> ASSIGNMENT: Look through the listing and report every line that has "label" in it.

┌──

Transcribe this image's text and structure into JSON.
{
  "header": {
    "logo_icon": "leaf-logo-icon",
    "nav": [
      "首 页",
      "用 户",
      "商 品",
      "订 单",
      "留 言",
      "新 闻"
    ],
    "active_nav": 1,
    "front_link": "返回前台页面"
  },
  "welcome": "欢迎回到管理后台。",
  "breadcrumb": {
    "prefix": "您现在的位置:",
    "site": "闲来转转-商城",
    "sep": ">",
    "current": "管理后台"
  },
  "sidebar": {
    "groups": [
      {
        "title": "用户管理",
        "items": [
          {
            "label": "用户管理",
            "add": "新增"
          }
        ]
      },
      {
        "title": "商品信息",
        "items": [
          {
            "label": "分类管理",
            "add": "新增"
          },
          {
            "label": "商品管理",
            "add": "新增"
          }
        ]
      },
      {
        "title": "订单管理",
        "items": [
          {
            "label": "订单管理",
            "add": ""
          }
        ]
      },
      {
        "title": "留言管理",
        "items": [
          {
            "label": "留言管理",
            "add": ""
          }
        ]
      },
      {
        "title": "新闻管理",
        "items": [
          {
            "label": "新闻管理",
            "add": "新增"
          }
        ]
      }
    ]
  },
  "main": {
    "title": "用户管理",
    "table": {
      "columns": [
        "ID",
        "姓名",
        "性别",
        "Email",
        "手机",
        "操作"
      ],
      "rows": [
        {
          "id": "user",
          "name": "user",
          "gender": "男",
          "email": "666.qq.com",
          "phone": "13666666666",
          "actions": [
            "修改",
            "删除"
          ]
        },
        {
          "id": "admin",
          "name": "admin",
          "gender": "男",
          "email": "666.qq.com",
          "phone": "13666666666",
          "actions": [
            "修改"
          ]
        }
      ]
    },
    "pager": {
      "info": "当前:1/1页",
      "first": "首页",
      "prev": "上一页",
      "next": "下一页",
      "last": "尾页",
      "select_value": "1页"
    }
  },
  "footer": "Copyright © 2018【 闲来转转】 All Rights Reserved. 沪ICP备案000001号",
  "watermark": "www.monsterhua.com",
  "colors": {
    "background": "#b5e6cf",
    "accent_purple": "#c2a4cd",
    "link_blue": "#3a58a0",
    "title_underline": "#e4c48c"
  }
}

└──

> TASK RESPONSE:
            "label": "用户管理",
            "label": "分类管理",
            "label": "商品管理",
            "label": "订单管理",
            "label": "留言管理",
            "label": "新闻管理",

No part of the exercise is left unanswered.